[Component data from apps and pages]
- - -
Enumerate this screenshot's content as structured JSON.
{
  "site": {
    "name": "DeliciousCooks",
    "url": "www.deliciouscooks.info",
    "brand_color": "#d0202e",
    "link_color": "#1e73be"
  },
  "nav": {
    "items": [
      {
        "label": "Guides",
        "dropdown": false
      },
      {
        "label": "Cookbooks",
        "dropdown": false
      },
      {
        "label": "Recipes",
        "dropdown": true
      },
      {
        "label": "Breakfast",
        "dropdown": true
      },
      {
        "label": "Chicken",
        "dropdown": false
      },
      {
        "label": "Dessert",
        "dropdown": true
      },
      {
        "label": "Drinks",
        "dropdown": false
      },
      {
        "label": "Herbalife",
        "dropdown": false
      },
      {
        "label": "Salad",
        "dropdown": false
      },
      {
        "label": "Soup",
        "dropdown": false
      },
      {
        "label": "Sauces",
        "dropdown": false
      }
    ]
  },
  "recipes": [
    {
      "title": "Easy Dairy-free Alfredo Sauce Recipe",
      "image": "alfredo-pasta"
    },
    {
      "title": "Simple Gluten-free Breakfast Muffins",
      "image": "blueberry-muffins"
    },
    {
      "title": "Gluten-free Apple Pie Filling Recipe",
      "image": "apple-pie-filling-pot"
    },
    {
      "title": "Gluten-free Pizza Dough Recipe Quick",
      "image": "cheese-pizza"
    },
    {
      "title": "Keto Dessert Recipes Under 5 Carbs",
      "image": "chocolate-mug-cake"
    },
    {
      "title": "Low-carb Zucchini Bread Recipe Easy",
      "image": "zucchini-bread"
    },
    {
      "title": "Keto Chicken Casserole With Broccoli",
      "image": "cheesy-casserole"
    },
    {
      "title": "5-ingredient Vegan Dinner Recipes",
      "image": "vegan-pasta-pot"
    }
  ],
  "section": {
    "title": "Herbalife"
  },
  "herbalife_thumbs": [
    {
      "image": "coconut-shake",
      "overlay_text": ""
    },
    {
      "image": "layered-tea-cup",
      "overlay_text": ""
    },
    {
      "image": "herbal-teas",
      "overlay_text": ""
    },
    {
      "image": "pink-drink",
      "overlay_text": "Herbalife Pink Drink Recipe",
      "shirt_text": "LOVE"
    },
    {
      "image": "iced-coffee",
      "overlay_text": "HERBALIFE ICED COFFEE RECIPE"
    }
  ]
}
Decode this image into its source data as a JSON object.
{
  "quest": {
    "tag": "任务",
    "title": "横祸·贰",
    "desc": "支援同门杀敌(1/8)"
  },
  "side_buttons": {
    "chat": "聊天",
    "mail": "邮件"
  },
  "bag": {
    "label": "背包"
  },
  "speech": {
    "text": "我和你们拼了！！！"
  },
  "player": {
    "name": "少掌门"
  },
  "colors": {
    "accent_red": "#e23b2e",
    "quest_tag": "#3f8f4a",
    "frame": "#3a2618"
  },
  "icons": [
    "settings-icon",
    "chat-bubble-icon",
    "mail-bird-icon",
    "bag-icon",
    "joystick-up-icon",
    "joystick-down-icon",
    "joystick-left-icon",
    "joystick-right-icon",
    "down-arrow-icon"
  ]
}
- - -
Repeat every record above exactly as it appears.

Solved exercise:
Enumerate this screenshot's content as structured JSON.
{
  "site": {
    "name": "DeliciousCooks",
    "url": "www.deliciouscooks.info",
    "brand_color": "#d0202e",
    "link_color": "#1e73be"
  },
  "nav": {
    "items": [
      {
        "label": "Guides",
        "dropdown": false
      },
      {
        "label": "Cookbooks",
        "dropdown": false
      },
      {
        "label": "Recipes",
        "dropdown": true
      },
      {
        "label": "Breakfast",
        "dropdown": true
      },
      {
        "label": "Chicken",
        "dropdown": false
      },
      {
        "label": "Dessert",
        "dropdown": true
      },
      {
        "label": "Drinks",
        "dropdown": false
      },
      {
        "label": "Herbalife",
        "dropdown": false
      },
      {
        "label": "Salad",
        "dropdown": false
      },
      {
        "label": "Soup",
        "dropdown": false
      },
      {
        "label": "Sauces",
        "dropdown": false
      }
    ]
  },
  "recipes": [
    {
      "title": "Easy Dairy-free Alfredo Sauce Recipe",
      "image": "alfredo-pasta"
    },
    {
      "title": "Simple Gluten-free Breakfast Muffins",
      "image": "blueberry-muffins"
    },
    {
      "title": "Gluten-free Apple Pie Filling Recipe",
      "image": "apple-pie-filling-pot"
    },
    {
      "title": "Gluten-free Pizza Dough Recipe Quick",
      "image": "cheese-pizza"
    },
    {
      "title": "Keto Dessert Recipes Under 5 Carbs",
      "image": "chocolate-mug-cake"
    },
    {
      "title": "Low-carb Zucchini Bread Recipe Easy",
      "image": "zucchini-bread"
    },
    {
      "title": "Keto Chicken Casserole With Broccoli",
      "image": "cheesy-casserole"
    },
    {
      "title": "5-ingredient Vegan Dinner Recipes",
      "image": "vegan-pasta-pot"
    }
  ],
  "section": {
    "title": "Herbalife"
  },
  "herbalife_thumbs": [
    {
      "image": "coconut-shake",
      "overlay_text": ""
    },
    {
      "image": "layered-tea-cup",
      "overlay_text": ""
    },
    {
      "image": "herbal-teas",
      "overlay_text": ""
    },
    {
      "image": "pink-drink",
      "overlay_text": "Herbalife Pink Drink Recipe",
      "shirt_text": "LOVE"
    },
    {
      "image": "iced-coffee",
      "overlay_text": "HERBALIFE ICED COFFEE RECIPE"
    }
  ]
}
Decode this image into its source data as a JSON object.
{
  "quest": {
    "tag": "任务",
    "title": "横祸·贰",
    "desc": "支援同门杀敌(1/8)"
  },
  "side_buttons": {
    "chat": "聊天",
    "mail": "邮件"
  },
  "bag": {
    "label": "背包"
  },
  "speech": {
    "text": "我和你们拼了！！！"
  },
  "player": {
    "name": "少掌门"
  },
  "colors": {
    "accent_red": "#e23b2e",
    "quest_tag": "#3f8f4a",
    "frame": "#3a2618"
  },
  "icons": [
    "settings-icon",
    "chat-bubble-icon",
    "mail-bird-icon",
    "bag-icon",
    "joystick-up-icon",
    "joystick-down-icon",
    "joystick-left-icon",
    "joystick-right-icon",
    "down-arrow-icon"
  ]
}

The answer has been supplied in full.